Ablation possible when steroid injections fail
Patients with low back pain who don’t respond robustly to intra-articular steroid injections may still be candidates for treatment with radiofrequency ablation (RFA), researchers said here.
Those with sacroiliac joint pain who had at least a 25% response to the injections still appeared to benefit from RFA of the lateral branches, Jianguo Cheng, MD, PhD, of the Cleveland Clinic in Cleveland, and colleagues reported at the American Academy of Pain Medicine meeting.
“The duration of pain relief after radiofrequency ablation … is independent of the degree of pain relief within the range of 25% to 100% after sacroiliac intra-articular steroid injections,” Cheng said during an oral presentation. “Don’t disqualify a patient from radiofrequency ablation if they only achieved 25% to 49% relief from steroid injections.”
Therapeutic options for spinal pain, particularly at the sacroiliac joint, are lacking because clinicians don’t fully understand the mechanisms of the pain, Cheng explained. Intra-articular steroid injections have been commonly used, but the length of pain relief they provide varies.
Traditionally, the degree of pain relief from steroid injections has been used to determine if patients would be good candidates for RFA of the lateral branches that innervate the sacroiliac joint. RFA of the lateral branches is often considered only if the patient had more than 50% pain reduction from intra-articular steroid injection.
Cheng’s group conducted a retrospective study of 80 patients who underwent pre-operative intra-articular steroid injections RFA from January 2006 to June 2009 at the Cleveland Clinic.
The vast majority (75%) of these patients had at least 50% pain relief from the injections, while the rest had a response of 25% to 49%.
Cheng said patients with the more robust responses had the following characteristics:
- Older age
- More likely to have pain radiating to the leg
- More likely to have gradual onset pain
- Less likely to have pain with extension or axial rotation
Overall, they found that the degree of pain relief within the range of 25% to 100% from sacroiliac joint intra-articular steroid injection did not predict the outcomes of RFA. The duration of pain relief post-RFA of the lateral branches was independent of the degree of pain relief within the range of 25%-100% after steroid injections.
After adjusting for variables such as age, modes of pain onset, multiple pain complaints, and responses to extension or axial rotation of the lumbar spine in the multivariable proportional hazards model, the difference in duration of post-RFA pain relief between the groups was not significant (hazard ratio 0.96, 95% CI 0.49 to 1.90, P=0.91).
However, Cheng noted that at six months after RFA, the overall efficacy of the procedure in their patient population appeared to be lower than in previous studies. That may be because the study cohort was older, had a higher rate of previous spine surgery, had a higher rate of opioid use, and had greater pain complaints.
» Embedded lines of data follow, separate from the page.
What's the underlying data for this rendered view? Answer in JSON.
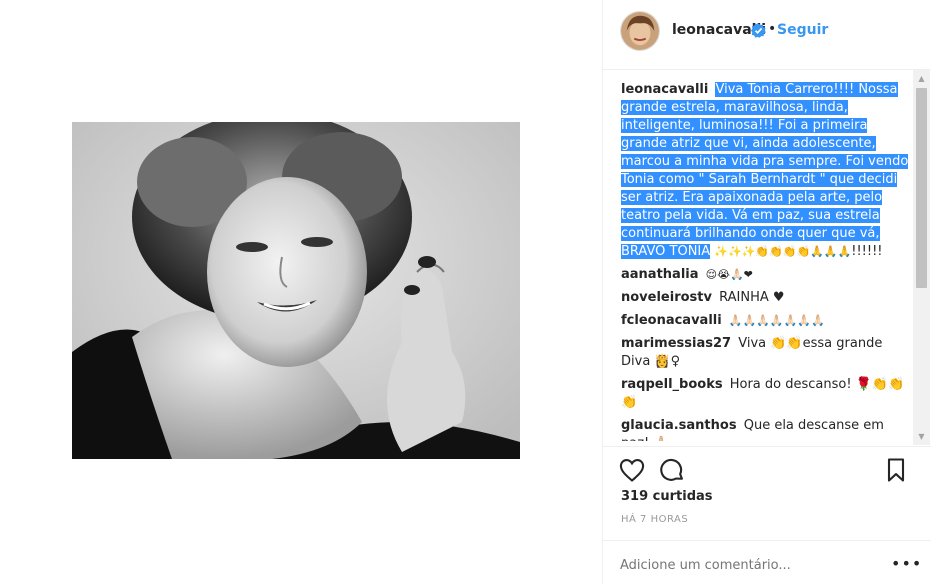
{
  "post": {
    "username": "leonacavalli",
    "follow_label": "Seguir",
    "separator": "•",
    "likes": "319 curtidas",
    "time": "HÁ 7 HORAS",
    "add_comment_placeholder": "Adicione um comentário...",
    "more_label": "•••"
  },
  "caption": {
    "user": "leonacavalli",
    "text": "Viva Tonia Carrero!!!! Nossa grande estrela, maravilhosa, linda, inteligente, luminosa!!! Foi a primeira grande atriz que vi, ainda adolescente, marcou a minha vida pra sempre. Foi vendo Tonia como \" Sarah Bernhardt \" que decidi ser atriz. Era apaixonada pela arte, pelo teatro pela vida. Vá em paz, sua estrela continuará brilhando onde quer que vá, BRAVO TÔNIA",
    "emoji": "✨✨✨👏👏👏👏🙏🙏🙏",
    "tail": "!!!!!!"
  },
  "comments": [
    {
      "user": "aanathalia",
      "text": "😌😭🙏🏻❤"
    },
    {
      "user": "noveleirostv",
      "text": "RAINHA ♥"
    },
    {
      "user": "fcleonacavalli",
      "text": "🙏🏻🙏🏻🙏🏻🙏🏻🙏🏻🙏🏻🙏🏻"
    },
    {
      "user": "marimessias27",
      "text": "Viva 👏👏essa grande Diva 👸♀"
    },
    {
      "user": "raqpell_books",
      "text": "Hora do descanso! 🌹👏👏👏"
    },
    {
      "user": "glaucia.santhos",
      "text": "Que ela descanse em paz! 🙏🏻"
    }
  ],
  "colors": {
    "link": "#3897f0",
    "selection": "#3390ff",
    "verified": "#3897f0"
  },
  "icons": [
    "heart-icon",
    "comment-icon",
    "bookmark-icon",
    "verified-icon"
  ]
}
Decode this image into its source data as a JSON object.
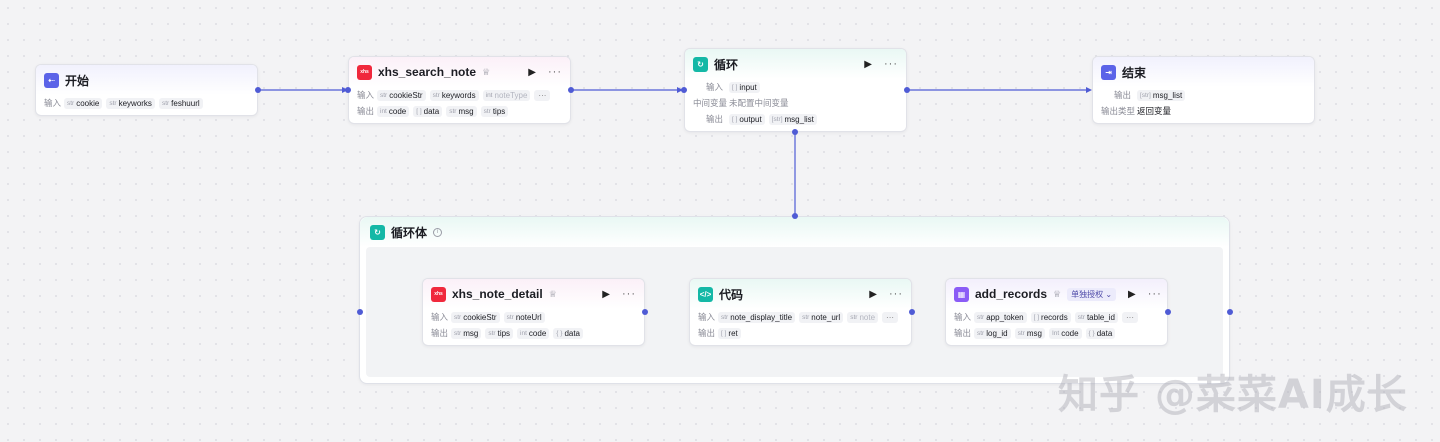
{
  "nodes": {
    "start": {
      "title": "开始",
      "input_label": "输入",
      "inputs": [
        {
          "type": "str",
          "name": "cookie"
        },
        {
          "type": "str",
          "name": "keyworks"
        },
        {
          "type": "str",
          "name": "feshuurl"
        }
      ]
    },
    "search_note": {
      "badge": "xhs",
      "title": "xhs_search_note",
      "input_label": "输入",
      "output_label": "输出",
      "inputs": [
        {
          "type": "str",
          "name": "cookieStr"
        },
        {
          "type": "str",
          "name": "keywords"
        },
        {
          "type": "int",
          "name": "noteType"
        }
      ],
      "outputs": [
        {
          "type": "int",
          "name": "code"
        },
        {
          "type": "[ ]",
          "name": "data"
        },
        {
          "type": "str",
          "name": "msg"
        },
        {
          "type": "str",
          "name": "tips"
        }
      ],
      "more": "···"
    },
    "loop": {
      "title": "循环",
      "input_label": "输入",
      "mid_label": "中间变量",
      "mid_value": "未配置中间变量",
      "output_label": "输出",
      "input": {
        "type": "[ ]",
        "name": "input"
      },
      "outputs": [
        {
          "type": "[ ]",
          "name": "output"
        },
        {
          "type": "[str]",
          "name": "msg_list"
        }
      ]
    },
    "end": {
      "title": "结束",
      "output_label": "输出",
      "output": {
        "type": "[str]",
        "name": "msg_list"
      },
      "output_type_label": "输出类型",
      "output_type_value": "返回变量"
    },
    "loop_body": {
      "title": "循环体",
      "info": "i"
    },
    "note_detail": {
      "badge": "xhs",
      "title": "xhs_note_detail",
      "input_label": "输入",
      "output_label": "输出",
      "inputs": [
        {
          "type": "str",
          "name": "cookieStr"
        },
        {
          "type": "str",
          "name": "noteUrl"
        }
      ],
      "outputs": [
        {
          "type": "str",
          "name": "msg"
        },
        {
          "type": "str",
          "name": "tips"
        },
        {
          "type": "int",
          "name": "code"
        },
        {
          "type": "{ }",
          "name": "data"
        }
      ]
    },
    "code": {
      "title": "代码",
      "input_label": "输入",
      "output_label": "输出",
      "inputs": [
        {
          "type": "str",
          "name": "note_display_title"
        },
        {
          "type": "str",
          "name": "note_url"
        },
        {
          "type": "str",
          "name": "note"
        }
      ],
      "outputs": [
        {
          "type": "[ ]",
          "name": "ret"
        }
      ],
      "more": "···"
    },
    "add_records": {
      "title": "add_records",
      "auth_tag": "单独授权 ⌄",
      "input_label": "输入",
      "output_label": "输出",
      "inputs": [
        {
          "type": "str",
          "name": "app_token"
        },
        {
          "type": "[ ]",
          "name": "records"
        },
        {
          "type": "str",
          "name": "table_id"
        }
      ],
      "outputs": [
        {
          "type": "str",
          "name": "log_id"
        },
        {
          "type": "str",
          "name": "msg"
        },
        {
          "type": "Int",
          "name": "code"
        },
        {
          "type": "{ }",
          "name": "data"
        }
      ],
      "more": "···"
    }
  },
  "controls": {
    "run": "▶",
    "menu": "···",
    "verified": "♕"
  },
  "watermark": "知乎 @菜菜AI成长",
  "colors": {
    "edge": "#4f5bd5",
    "plugin_badge": "#f0283c",
    "loop_badge": "#14b8a6",
    "start_badge": "#5b63e8",
    "db_badge": "#8b5cf6"
  }
}
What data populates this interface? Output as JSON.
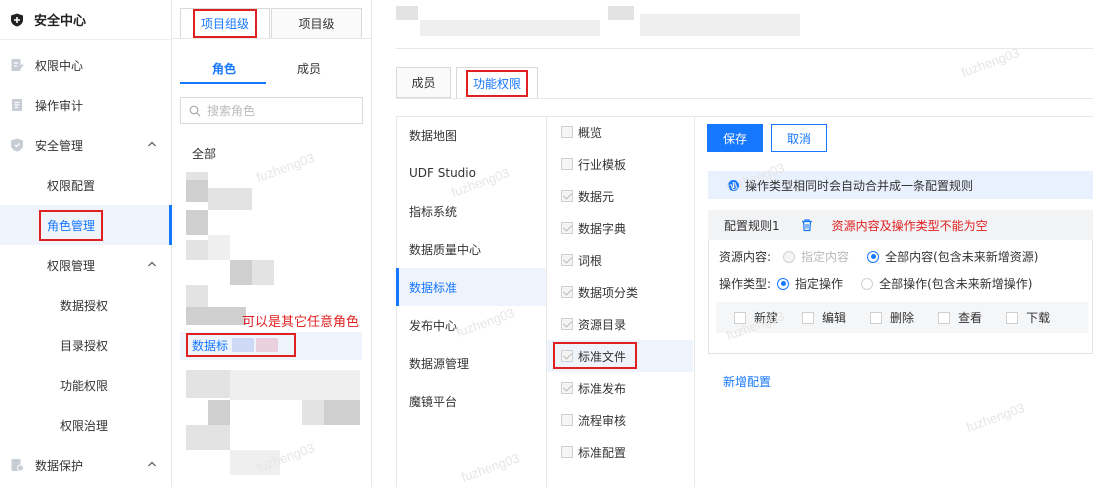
{
  "sidebar": {
    "title": "安全中心",
    "items": [
      {
        "label": "权限中心"
      },
      {
        "label": "操作审计"
      },
      {
        "label": "安全管理"
      },
      {
        "label": "权限配置"
      },
      {
        "label": "角色管理"
      },
      {
        "label": "权限管理"
      },
      {
        "label": "数据授权"
      },
      {
        "label": "目录授权"
      },
      {
        "label": "功能权限"
      },
      {
        "label": "权限治理"
      },
      {
        "label": "数据保护"
      }
    ]
  },
  "roles": {
    "top_tabs": [
      "项目组级",
      "项目级"
    ],
    "sub_tabs": [
      "角色",
      "成员"
    ],
    "search_placeholder": "搜索角色",
    "all_label": "全部",
    "selected_role": "数据标",
    "annotation": "可以是其它任意角色"
  },
  "detail": {
    "tabs": [
      "成员",
      "功能权限"
    ],
    "categories": [
      "数据地图",
      "UDF Studio",
      "指标系统",
      "数据质量中心",
      "数据标准",
      "发布中心",
      "数据源管理",
      "魔镜平台"
    ],
    "permissions": [
      {
        "label": "概览",
        "checked": false
      },
      {
        "label": "行业模板",
        "checked": false
      },
      {
        "label": "数据元",
        "checked": true
      },
      {
        "label": "数据字典",
        "checked": true
      },
      {
        "label": "词根",
        "checked": true
      },
      {
        "label": "数据项分类",
        "checked": true
      },
      {
        "label": "资源目录",
        "checked": true
      },
      {
        "label": "标准文件",
        "checked": true
      },
      {
        "label": "标准发布",
        "checked": true
      },
      {
        "label": "流程审核",
        "checked": false
      },
      {
        "label": "标准配置",
        "checked": false
      }
    ],
    "save_label": "保存",
    "cancel_label": "取消",
    "info_text": "操作类型相同时会自动合并成一条配置规则",
    "rule_title": "配置规则1",
    "rule_error": "资源内容及操作类型不能为空",
    "resource_label": "资源内容:",
    "resource_opt1": "指定内容",
    "resource_opt2": "全部内容(包含未来新增资源)",
    "op_label": "操作类型:",
    "op_opt1": "指定操作",
    "op_opt2": "全部操作(包含未来新增操作)",
    "ops": [
      "新建",
      "编辑",
      "删除",
      "查看",
      "下载"
    ],
    "add_rule": "新增配置"
  },
  "watermark": "fuzheng03",
  "colors": {
    "accent": "#1677ff",
    "annotation": "#e02020"
  }
}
Clinicians who are considering RFA in patients who demonstrate a lower response to steroid injections should consider a physical exam as well as the patient’s history before proceeding.
He added that there aren’t many alternative treatments for patients who are denied RFA by their insurance companies. “Many people end up on [long-term] opioids, which often creates possible opioid-related problems.”
The study was partly funded by the Anesthesiology Institute of Cleveland Clinic.
The researchers reported no conflicts of interest.
Cheng J, et al The degree of pain relief from intraarticular steroid injection of the sacroiliac joint does not predict the outcomes of radiofrequency ablation of the lateral branches AAPM 2012; Abstract 136.